Shades of Gray

Counting Crows - Live - Galactic

New World Music Theatre - Tinley Park

August 5, 2000

First Appeared in The Music Box, September 2000, Volume 7, #9

Written by John Metzger


Chicago-based Counting Crows fans just can't seem to get a break. The group continues to find itself stuck inside the two worst music venues in the region if not the country. During fall, winter, and spring, the band is forced to perform at the acoustically vapid Aragon Ballroom, while on its summer excursions, it is routinely packaged as part of triple-band bills at the equally dismal New World Music Theatre. In Chicago, it just doesn't seem to matter where it performs. The venue is always overcrowded, and the aural experience is consistently less than desirable.

Fortunately, this time at least, the crowd factor was minimized due to an overcast day full of scattered thunderstorms and torrential downpours. Sadly, however, other factors came into play to turn the August 5 concert into a rather disappointing evening. Crammed onto a bill at the New World Music Theatre with Live and Galactic, the Counting Crows was left with a mere sixty-five minutes to strut its stuff. In the long run, this may have been for the better. Frontman Adam Duritz, who proclaimed he was celebrating a birthday, was visibly inebriated falling several times throughout the concert and forgetting the title to his most recent album. Nevertheless, the group did make the most of its ridiculously short set.

It was, however, an odd performance since the Counting Crows was unusually subdued. Opening with the melancholic Colorblind, the band established the pace for their concert, which found it shying away from many of its more rambunctious selections in favor of mellower material. Even the infectious strains of I Wish I Was a Girl were delivered at a deliberately ponderous amble.

Throughout the somber set, Duritz rummaged around inside his head, contemplating his hopes and his dreams with morose profundity. A haunting pairing of Oasis' Live Forever and the Counting Crows' own A Long December explored the fragility of life, while Anna Begins examined the singer's inability to commit to a relationship.

Throughout it all, Duritz frequently touched upon his need to continuously strive for change in an attempt to break out of his gray-shaded world. One would expect this type of show to take place in a more intimate venue not within the cavernous confines of an outdoor amphitheater. Yet, the Counting Crows made it work as best as it could, though most of the subtle nuances of the band's musical arrangements were lost in the quagmire of the arena's acoustics.

The muddy sound problems also prevailed throughout Live's sixty-five minute set, though the band was determined to overcome the venue's inadequacies by delivering its bombastic clatter at full volume. Even perfect acoustics, however, would not have made much difference. One song after another found lead singer Ed Kowalczyk's screeching Axl Rose-possessed vocals drifting over a barrage of power chords. The result was an utterly insufferable and endlessly monochromatic performance.

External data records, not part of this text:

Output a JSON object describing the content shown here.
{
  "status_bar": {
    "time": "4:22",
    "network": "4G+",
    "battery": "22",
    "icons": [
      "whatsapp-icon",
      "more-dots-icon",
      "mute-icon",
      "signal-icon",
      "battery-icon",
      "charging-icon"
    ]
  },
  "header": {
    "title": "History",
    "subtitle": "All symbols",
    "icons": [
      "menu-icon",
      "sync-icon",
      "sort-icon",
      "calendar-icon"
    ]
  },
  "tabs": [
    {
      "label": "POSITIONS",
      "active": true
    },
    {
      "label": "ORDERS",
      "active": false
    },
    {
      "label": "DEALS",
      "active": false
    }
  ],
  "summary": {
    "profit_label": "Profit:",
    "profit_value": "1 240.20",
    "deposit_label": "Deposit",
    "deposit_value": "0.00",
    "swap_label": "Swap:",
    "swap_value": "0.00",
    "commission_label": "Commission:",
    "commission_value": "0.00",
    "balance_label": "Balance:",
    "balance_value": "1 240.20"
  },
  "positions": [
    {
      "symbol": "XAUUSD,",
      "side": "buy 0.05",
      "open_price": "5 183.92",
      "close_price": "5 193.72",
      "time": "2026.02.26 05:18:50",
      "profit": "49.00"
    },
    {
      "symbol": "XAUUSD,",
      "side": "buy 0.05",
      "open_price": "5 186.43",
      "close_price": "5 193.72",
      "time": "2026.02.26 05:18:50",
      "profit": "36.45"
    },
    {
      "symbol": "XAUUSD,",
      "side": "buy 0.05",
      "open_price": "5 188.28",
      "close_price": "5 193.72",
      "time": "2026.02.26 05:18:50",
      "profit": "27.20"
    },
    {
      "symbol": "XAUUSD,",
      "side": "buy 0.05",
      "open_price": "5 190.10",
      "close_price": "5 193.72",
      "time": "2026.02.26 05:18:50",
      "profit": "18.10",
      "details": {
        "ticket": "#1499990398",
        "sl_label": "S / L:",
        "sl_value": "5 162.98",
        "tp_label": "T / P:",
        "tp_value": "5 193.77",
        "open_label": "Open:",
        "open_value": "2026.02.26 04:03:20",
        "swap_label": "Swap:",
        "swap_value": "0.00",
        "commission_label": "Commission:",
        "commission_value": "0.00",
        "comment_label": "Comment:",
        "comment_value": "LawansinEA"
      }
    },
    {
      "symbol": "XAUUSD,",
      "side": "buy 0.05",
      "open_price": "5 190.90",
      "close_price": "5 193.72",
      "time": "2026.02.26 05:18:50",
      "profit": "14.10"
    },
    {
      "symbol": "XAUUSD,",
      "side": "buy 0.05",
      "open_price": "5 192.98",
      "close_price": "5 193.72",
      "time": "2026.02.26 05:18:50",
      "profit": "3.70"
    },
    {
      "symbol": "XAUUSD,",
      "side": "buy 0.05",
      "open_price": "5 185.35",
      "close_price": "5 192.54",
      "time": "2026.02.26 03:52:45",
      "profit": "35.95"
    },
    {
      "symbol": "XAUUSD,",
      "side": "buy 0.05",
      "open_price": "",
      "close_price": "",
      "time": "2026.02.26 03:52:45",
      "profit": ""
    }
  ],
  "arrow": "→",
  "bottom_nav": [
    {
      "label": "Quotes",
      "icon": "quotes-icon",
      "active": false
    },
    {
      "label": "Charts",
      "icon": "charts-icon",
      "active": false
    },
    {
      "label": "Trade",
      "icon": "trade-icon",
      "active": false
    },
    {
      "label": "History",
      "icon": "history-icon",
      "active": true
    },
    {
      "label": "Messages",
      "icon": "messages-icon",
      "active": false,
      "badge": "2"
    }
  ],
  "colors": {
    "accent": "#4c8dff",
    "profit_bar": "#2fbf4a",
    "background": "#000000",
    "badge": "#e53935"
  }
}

New Orleans-based Galactic fared the worst of all. Its songs were an intriguing mix of funked-up jazz and blues, but the entirety of its 30-minute opening set poured through the venue's inferior sound system and melted into a giant ball of sonic sludge. Even a guest appearance by Adam Duritz was sucked into the indiscernible slop.

Sound problems like this are a horrible injustice to both the performers and their fans. One can only hope the World's management will see the light and severely remodel the place, but that hasn't ever even been proposed in the venue's decade-long existence. Each season, the theater's owners proudly proclaim that they have made modifications to correct these difficulties hence, the introduction of the word new into the venue's name several years ago. However, even with increased revenue from skyrocketing ticket and concession prices, nothing truly ever seems to improve and why should it? The owners know that there aren't any other alternatives in the Chicago market, and therefore they have no incentive to really try to improve conditions. Sure, it would be for the good of the music, but like most things in the business these days, it's all about the money. Music has nothing to do with it.

This Desert Life is available from
Barnes & Noble. To order, Click Here!


Copyright 2000 The Music Box